The effects of shortening on force redevelopment were studied in canine tracheal smooth muscles that were tonically contracted with electrical stimulation or acetylcholine. Muscle strips were suspended in vitro so that muscle length, force, and rate of change of force could be continuously monitored. The strips were rapidly shortened from different initial lengths to the same final length, at which the effects of shortening distance on force redevelopment were evaluated. Both the rate and magnitude of force redevelopment declined as the shortening distance was increased. Decreasing the activation of the muscle or increasing the prerelease contraction time enhanced the depressive effect of shortening. The time course of the latter corresponded to a decline in the velocity of unloaded shortening.
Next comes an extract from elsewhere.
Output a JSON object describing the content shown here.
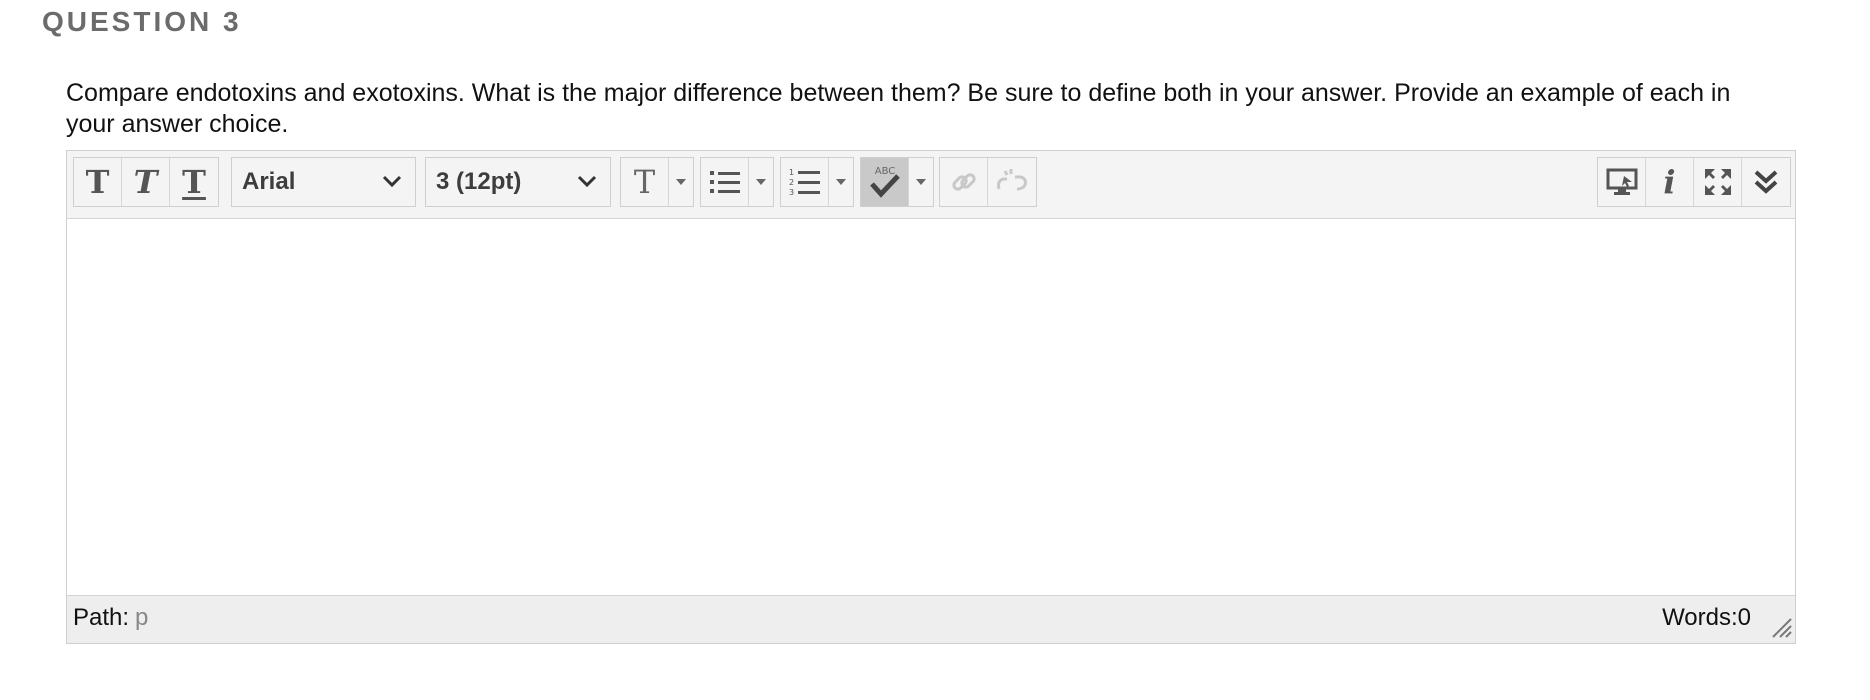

However, force redevelopment was also substantially decreased by releases performed before the onset of force development. The shortening process per se had a depressive effect on both the rate and magnitude of force redevelopment in contracted canine tracheal smooth muscle, and this effect was reduced as the activation of the muscle was increased.
|Original language||English (US)|
|Journal||American Journal of Physiology - Cell Physiology|
|State||Published - Jan 1 1986|
ASJC Scopus subject areas
- Cell Biology